Aw. I never much cared for Big Ed in the original Peaks, dismissing him in much the same way Albert did, but seeing the poor sap still forlorn, never catching a break, bereft without the love of his life, ending the episode nursing a cup-a-soup at Big Ed’s Gas Farm (the site of the convenience store with the smelly demon tramps?) is terribly sad.
The uber-soapy plot of Norma’s Double-R franchise is also a sign that Lynch and Frost are very much prepared to take the show on to another season should there be a greenlight – there are only five episodes left! – and it seems Showtime will be happy to wave them through if they’re willing. Walter (Grant Goodeve) is surely a new contender for most hissable tool, trying to undermine Norma’s natural, organic, made with love service with a smile.

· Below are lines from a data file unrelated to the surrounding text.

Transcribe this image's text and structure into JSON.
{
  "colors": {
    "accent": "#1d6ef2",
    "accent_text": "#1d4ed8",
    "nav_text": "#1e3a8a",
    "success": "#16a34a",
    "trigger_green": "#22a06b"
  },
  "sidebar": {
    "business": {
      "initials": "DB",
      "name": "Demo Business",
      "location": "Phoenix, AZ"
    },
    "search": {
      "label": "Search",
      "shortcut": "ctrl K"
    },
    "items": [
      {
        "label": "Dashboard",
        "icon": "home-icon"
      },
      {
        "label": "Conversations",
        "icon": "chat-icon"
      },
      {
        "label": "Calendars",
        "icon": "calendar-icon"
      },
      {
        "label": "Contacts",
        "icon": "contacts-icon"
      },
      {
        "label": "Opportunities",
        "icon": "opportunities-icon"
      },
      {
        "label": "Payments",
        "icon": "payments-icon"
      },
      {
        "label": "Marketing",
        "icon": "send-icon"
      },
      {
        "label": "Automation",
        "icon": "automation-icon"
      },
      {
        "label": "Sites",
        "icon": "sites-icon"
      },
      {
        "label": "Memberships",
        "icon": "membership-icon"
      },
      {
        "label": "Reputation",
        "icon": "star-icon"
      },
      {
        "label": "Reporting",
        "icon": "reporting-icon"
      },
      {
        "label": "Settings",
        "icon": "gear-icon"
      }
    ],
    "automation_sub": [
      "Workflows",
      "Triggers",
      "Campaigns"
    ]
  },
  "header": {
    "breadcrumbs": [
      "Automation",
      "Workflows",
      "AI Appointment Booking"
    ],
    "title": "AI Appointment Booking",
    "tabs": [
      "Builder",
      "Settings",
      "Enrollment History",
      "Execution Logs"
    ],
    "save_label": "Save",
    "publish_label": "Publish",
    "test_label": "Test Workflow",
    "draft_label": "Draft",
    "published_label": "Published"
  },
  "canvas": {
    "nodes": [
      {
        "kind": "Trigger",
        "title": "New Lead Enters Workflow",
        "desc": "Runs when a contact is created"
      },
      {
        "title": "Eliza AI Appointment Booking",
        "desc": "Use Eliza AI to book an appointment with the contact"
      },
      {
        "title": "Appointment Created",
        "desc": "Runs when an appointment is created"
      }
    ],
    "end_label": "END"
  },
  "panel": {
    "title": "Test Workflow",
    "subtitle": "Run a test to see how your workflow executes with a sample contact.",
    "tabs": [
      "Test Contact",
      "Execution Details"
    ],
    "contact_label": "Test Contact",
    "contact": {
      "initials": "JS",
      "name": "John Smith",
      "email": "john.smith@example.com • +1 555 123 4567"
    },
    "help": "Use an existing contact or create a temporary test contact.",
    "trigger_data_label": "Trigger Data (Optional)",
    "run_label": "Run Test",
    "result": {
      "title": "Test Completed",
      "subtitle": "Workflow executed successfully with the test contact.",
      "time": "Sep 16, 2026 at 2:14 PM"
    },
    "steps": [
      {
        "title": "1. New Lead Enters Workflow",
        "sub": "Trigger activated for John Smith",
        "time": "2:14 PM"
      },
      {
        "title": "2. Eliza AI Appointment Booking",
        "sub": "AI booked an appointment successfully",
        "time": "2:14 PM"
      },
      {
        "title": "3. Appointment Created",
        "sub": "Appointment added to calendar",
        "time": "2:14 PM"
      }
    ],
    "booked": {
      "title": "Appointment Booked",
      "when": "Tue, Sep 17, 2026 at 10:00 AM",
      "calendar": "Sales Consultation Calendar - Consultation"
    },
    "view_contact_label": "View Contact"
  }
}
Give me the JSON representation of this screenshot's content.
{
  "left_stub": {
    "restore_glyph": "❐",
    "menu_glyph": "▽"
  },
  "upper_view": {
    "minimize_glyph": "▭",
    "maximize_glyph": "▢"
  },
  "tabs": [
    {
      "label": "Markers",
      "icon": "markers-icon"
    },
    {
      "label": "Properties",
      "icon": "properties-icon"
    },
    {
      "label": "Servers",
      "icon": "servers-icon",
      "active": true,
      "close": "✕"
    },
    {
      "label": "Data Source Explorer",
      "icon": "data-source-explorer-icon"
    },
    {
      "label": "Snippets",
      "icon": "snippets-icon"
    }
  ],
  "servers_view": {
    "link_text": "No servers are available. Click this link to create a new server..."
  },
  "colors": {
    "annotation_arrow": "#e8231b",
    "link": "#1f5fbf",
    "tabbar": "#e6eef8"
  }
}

How dare he, and then have the audacity of asking her to dinner!
Nadine: Can I call you Dr Amp?
And is this romance between Dr Jacoby and Nadine? Or what approximates the stirrings of it, as he recalls seeing her seven years previously, looking for a potato on the floor of the supermarket. There was a big storm that day, apparently. Anyway, this one may not go anywhere, much like Dr Amp’s circular broadcasts (“Thanks to you, I’m starting to shovel myself out of the shit”)…
… and the TV show Sarah Palmer is watching on a seriously deranged alcoholic loop (“And now it’s a boxing match again”). Is this a very obvious comment on the perma-inebriated state, or is there something else going on, complete with signature Lynch electrical sound effects? Probably both. I kept expecting some really weird shit to transpire, the scene dripping with pregnant menace, but instead with get teased some more.
Audrey: I feel like I’m somewhere else. Have you ever had that feeling, Charlie?
Audrey: Like I’m somewhere else and I’m someone else. Have you ever felt like that?
Charlie: No, I always feel like myself. And it may not always be the best feeling.
Audrey: Well, I’m not sure who I am, but I’m not me.
Charlie: This is Existentialism 101.
Audrey: Oh, fuck you! I’m serious.
I wouldn’t say Audrey isn’t still acting the bitch this week, exactly, but she’s clearly got some screws missing which makes her a touch less unsympathetic. On the other hand, I found Clark Middleton hilariously deadpan as Charlie, and I’d like to see him interacting with more of the show’s iconic characters. Get him out and about. Audrey still wants the lowdown of his phone conversation with Tina, and she’s all conflicted about going to the Roadhouse. Most indecipherable is the end of their conversation, and the title of the episode:
Charlie: Wow, are you going to stop playing games, or do I have to end your story too?
Audrey: What story is that Charlie? Is it the story of the little girl, who lived down the lane? Is it?
Well, is it? Ed had me feeling for him, and so did old James Silk Hurley, hitting those impossibly high Smurf notes with an encore of Just You that Renee (Jessica Szohr) seems to think is just for her. At least, she’s responding that way. An episode so satisfying, Lynch even pulls off a solid toilet gag when Anthony disposes of his poisoned coffee (“That bad, huh?”). 3.13 gets five stars. It’s that good.
Agree? Disagree? Mildly or vehemently? Let me know in the comments below.